Plan to slow traffic over first hurdle

18:21, Aug 05 2014

Plans to slow down central Wellington traffic are one step closer.

A special Wellington City Council subcommittee yesterday voted by three votes to one to extend the 30kmh limit on the Golden Mile to the whole central business district.

But the final outcome could still change. The vote was the first of three required to get the lower limit over the line and, with two councillors who were not eligible to vote both expressing concerns at yesterday's subcommittee meeting, there is still plenty of debate to go.

Under the proposal, the 30kmh speed limit along the Golden Mile would be extended to cover all the streets in the CBD, stretching from the railway station to Vivian St.

Parts of The Terrace would be included, but arterial roads around the zone - including Vivian St, Kent and Cambridge terraces, Jervois Quay, Cable St and part of Wakefield St - would not change.

Subcommittee chairman Andy Foster said yesterday it was the smart move, and was following international best practice. "I see this very much as us taking some leadership."

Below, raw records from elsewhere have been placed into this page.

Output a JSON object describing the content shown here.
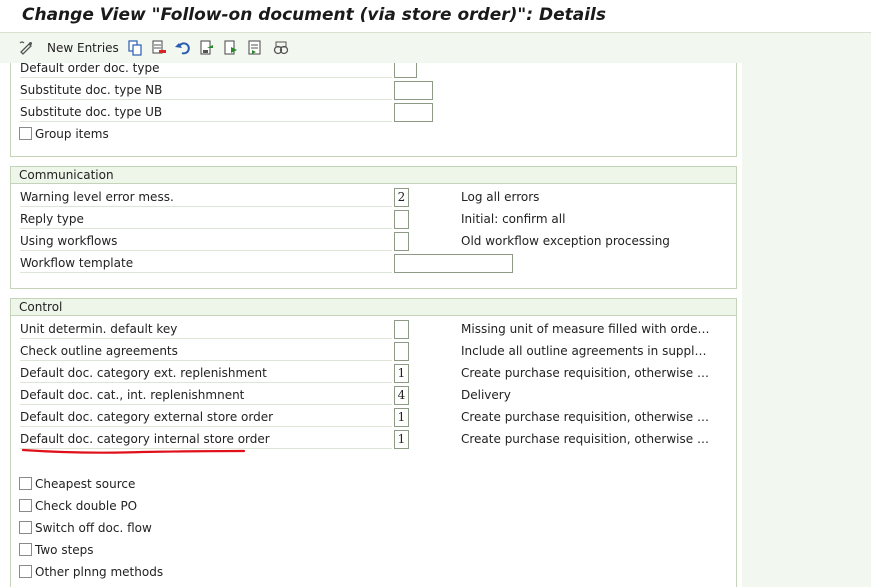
{
  "window": {
    "title": "Change View \"Follow-on document (via store order)\": Details"
  },
  "toolbar": {
    "new_entries_label": "New Entries",
    "icons": [
      "display-change-icon",
      "copy-icon",
      "delete-icon",
      "undo-icon",
      "save-icon",
      "first-entry-icon",
      "next-entry-icon",
      "search-icon"
    ]
  },
  "top_section": {
    "rows": [
      {
        "label": "Default order doc. type",
        "value": ""
      },
      {
        "label": "Substitute doc. type NB",
        "value": ""
      },
      {
        "label": "Substitute doc. type UB",
        "value": ""
      }
    ],
    "group_items_label": "Group items"
  },
  "communication": {
    "title": "Communication",
    "rows": [
      {
        "label": "Warning level error mess.",
        "value": "2",
        "desc": "Log all errors"
      },
      {
        "label": "Reply type",
        "value": "",
        "desc": "Initial: confirm all"
      },
      {
        "label": "Using workflows",
        "value": "",
        "desc": "Old workflow exception processing"
      },
      {
        "label": "Workflow template",
        "value": "",
        "desc": ""
      }
    ]
  },
  "control": {
    "title": "Control",
    "rows": [
      {
        "label": "Unit determin. default key",
        "value": "",
        "desc": "Missing unit of measure filled with order unit"
      },
      {
        "label": "Check outline agreements",
        "value": "",
        "desc": "Include all outline agreements in supply so..."
      },
      {
        "label": "Default doc. category ext. replenishment",
        "value": "1",
        "desc": "Create purchase requisition, otherwise err..."
      },
      {
        "label": "Default doc. cat., int. replenishmnent",
        "value": "4",
        "desc": "Delivery"
      },
      {
        "label": "Default doc. category external store order",
        "value": "1",
        "desc": "Create purchase requisition, otherwise err..."
      },
      {
        "label": "Default doc. category internal store order",
        "value": "1",
        "desc": "Create purchase requisition, otherwise err..."
      }
    ],
    "checkboxes": [
      {
        "label": "Cheapest source"
      },
      {
        "label": "Check double PO"
      },
      {
        "label": "Switch off doc. flow"
      },
      {
        "label": "Two steps"
      },
      {
        "label": "Other plnng methods"
      }
    ]
  },
  "colors": {
    "annotation": "#e0101a",
    "group_border": "#c3d4b9",
    "background": "#f2f7ef"
  }
}
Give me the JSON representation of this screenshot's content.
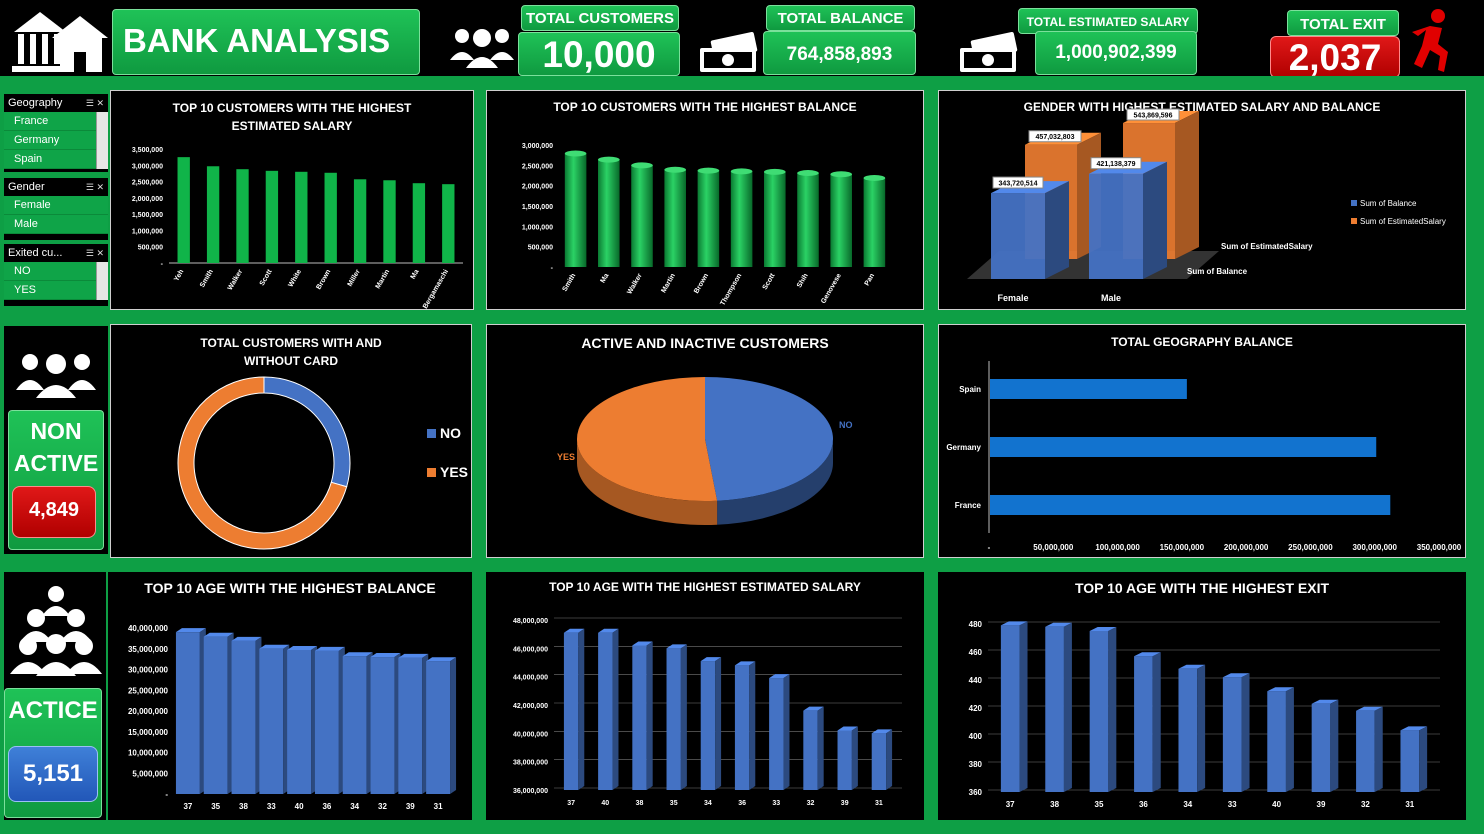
{
  "header": {
    "title": "BANK ANALYSIS",
    "kpis": [
      {
        "label": "TOTAL CUSTOMERS",
        "value": "10,000"
      },
      {
        "label": "TOTAL BALANCE",
        "value": "764,858,893"
      },
      {
        "label": "TOTAL ESTIMATED SALARY",
        "value": "1,000,902,399"
      },
      {
        "label": "TOTAL EXIT",
        "value": "2,037"
      }
    ]
  },
  "slicers": [
    {
      "title": "Geography",
      "items": [
        "France",
        "Germany",
        "Spain"
      ]
    },
    {
      "title": "Gender",
      "items": [
        "Female",
        "Male"
      ]
    },
    {
      "title": "Exited cu...",
      "items": [
        "NO",
        "YES"
      ]
    }
  ],
  "side": {
    "non_active_label": "NON ACTIVE",
    "non_active_value": "4,849",
    "active_label": "ACTICE",
    "active_value": "5,151"
  },
  "colors": {
    "green": "#0e9f45",
    "blue": "#4472c4",
    "orange": "#ed7d31",
    "red": "#d10000"
  },
  "chart_data": [
    {
      "id": "c1",
      "type": "bar",
      "title": "TOP 10 CUSTOMERS WITH THE HIGHEST ESTIMATED SALARY",
      "categories": [
        "Yeh",
        "Smith",
        "Walker",
        "Scott",
        "White",
        "Brown",
        "Miller",
        "Martin",
        "Ma",
        "Bergamaschi"
      ],
      "values": [
        3250000,
        2970000,
        2880000,
        2830000,
        2800000,
        2770000,
        2570000,
        2540000,
        2450000,
        2420000
      ],
      "ylim": [
        0,
        3500000
      ],
      "yticks": [
        "-",
        "500,000",
        "1,000,000",
        "1,500,000",
        "2,000,000",
        "2,500,000",
        "3,000,000",
        "3,500,000"
      ]
    },
    {
      "id": "c2",
      "type": "bar",
      "title": "TOP 1O CUSTOMERS WITH THE HIGHEST BALANCE",
      "categories": [
        "Smith",
        "Ma",
        "Walker",
        "Martin",
        "Brown",
        "Thompson",
        "Scott",
        "Shih",
        "Genovese",
        "Pan"
      ],
      "values": [
        2790000,
        2640000,
        2500000,
        2390000,
        2370000,
        2350000,
        2340000,
        2310000,
        2280000,
        2190000
      ],
      "ylim": [
        0,
        3000000
      ],
      "yticks": [
        "-",
        "500,000",
        "1,000,000",
        "1,500,000",
        "2,000,000",
        "2,500,000",
        "3,000,000"
      ]
    },
    {
      "id": "c3",
      "type": "bar",
      "title": "GENDER WITH HIGHEST ESTIMATED SALARY AND BALANCE",
      "categories": [
        "Female",
        "Male"
      ],
      "series": [
        {
          "name": "Sum of Balance",
          "values": [
            343720514,
            421138379
          ]
        },
        {
          "name": "Sum of EstimatedSalary",
          "values": [
            457032803,
            543869596
          ]
        }
      ],
      "labels": [
        "343,720,514",
        "421,138,379",
        "457,032,803",
        "543,869,596"
      ]
    },
    {
      "id": "c4",
      "type": "pie",
      "title": "TOTAL CUSTOMERS WITH AND WITHOUT CARD",
      "categories": [
        "NO",
        "YES"
      ],
      "values": [
        2945,
        7055
      ]
    },
    {
      "id": "c5",
      "type": "pie",
      "title": "ACTIVE AND INACTIVE CUSTOMERS",
      "categories": [
        "NO",
        "YES"
      ],
      "values": [
        4849,
        5151
      ]
    },
    {
      "id": "c6",
      "type": "bar",
      "title": "TOTAL GEOGRAPHY BALANCE",
      "categories": [
        "Spain",
        "Germany",
        "France"
      ],
      "values": [
        153123552,
        300402861,
        311332480
      ],
      "xlim": [
        0,
        350000000
      ],
      "xticks": [
        "-",
        "50,000,000",
        "100,000,000",
        "150,000,000",
        "200,000,000",
        "250,000,000",
        "300,000,000",
        "350,000,000"
      ]
    },
    {
      "id": "c7",
      "type": "bar",
      "title": "TOP 10 AGE WITH THE HIGHEST BALANCE",
      "categories": [
        "37",
        "35",
        "38",
        "33",
        "40",
        "36",
        "34",
        "32",
        "39",
        "31"
      ],
      "values": [
        39000000,
        37900000,
        36900000,
        35000000,
        34700000,
        34500000,
        33200000,
        33000000,
        32800000,
        32000000
      ],
      "ylim": [
        0,
        40000000
      ],
      "yticks": [
        "-",
        "5,000,000",
        "10,000,000",
        "15,000,000",
        "20,000,000",
        "25,000,000",
        "30,000,000",
        "35,000,000",
        "40,000,000"
      ]
    },
    {
      "id": "c8",
      "type": "bar",
      "title": "TOP 10 AGE WITH THE HIGHEST ESTIMATED SALARY",
      "categories": [
        "37",
        "40",
        "38",
        "35",
        "34",
        "36",
        "33",
        "32",
        "39",
        "31"
      ],
      "values": [
        47100000,
        47100000,
        46200000,
        46000000,
        45100000,
        44800000,
        43900000,
        41600000,
        40200000,
        40000000
      ],
      "ylim": [
        36000000,
        48000000
      ],
      "yticks": [
        "36,000,000",
        "38,000,000",
        "40,000,000",
        "42,000,000",
        "44,000,000",
        "46,000,000",
        "48,000,000"
      ]
    },
    {
      "id": "c9",
      "type": "bar",
      "title": "TOP 10 AGE WITH THE HIGHEST EXIT",
      "categories": [
        "37",
        "38",
        "35",
        "36",
        "34",
        "33",
        "40",
        "39",
        "32",
        "31"
      ],
      "values": [
        479,
        478,
        475,
        457,
        448,
        442,
        432,
        423,
        418,
        404
      ],
      "ylim": [
        360,
        480
      ],
      "yticks": [
        "360",
        "380",
        "400",
        "420",
        "440",
        "460",
        "480"
      ]
    }
  ]
}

A pedestrian struck by a vehicle at 30kmh was much more likely to survive than one hit at 50kmh, he said.

Iona Pannett also supported the proposal, and said it would make Wellington "a more pleasant and attractive city".

David Lee also voted in favour, but Nicola Young voted against it, saying cars were not going much faster than 30kmh anyway. "I just feel this is a kind of unnecessary micro-managing."

She also questioned the logic of making every street within the CBD 30kmh, when some could comfortably stay at 50kmh.

Council safe and sustainable transport manager Paul Barker said the move would target the 15 per cent of drivers travelling consistently higher than 30kmh.

Traffic data shows that, in Willis St, the mean speed is 30kmh, but it goes up to 38kmh for the fastest drivers, while The Terrace has the highest speeds with a 38kmh mean and top level of 47kmh.

It was also better to change the speed for the whole area than have signs switching speeds regularly, which would be confusing, he said.

Councillors Mark Peck and Simon Woolf raised concerns about the proposal, although neither could vote.

Woolf said much more emphasis should be put on personal responsibility. "Culturally and behaviourally, Wellington's very, very poor in a CBD sense - not just in compliance of law, but in relation to people's personal responsibility."

CBD business owners supported the move to a lower speed limit as sensible. Sam Ah Kit, owner of Felix Cafe in Wakefield St, said she did not often see cars driving fast but, given the prevalence of pedestrians who "jaywalk everywhere", slowing traffic down would be a good thing - "50kmh is actually quite fast in a city".

Sophie Voon, of Voon Bridal in Willis St, agreed, saying Wellington streets made it easy for people to step out and be bowled over. While cars did not often go faster than 30kmh, it seemed sensible to make it the limit. "Why not just make it the rule?"

The subcommittee's recommendation to approve the change will now be considered by the transport and urban development committee, which will then make a final recommendation to be debated by the full council later this month.

The Dominion Post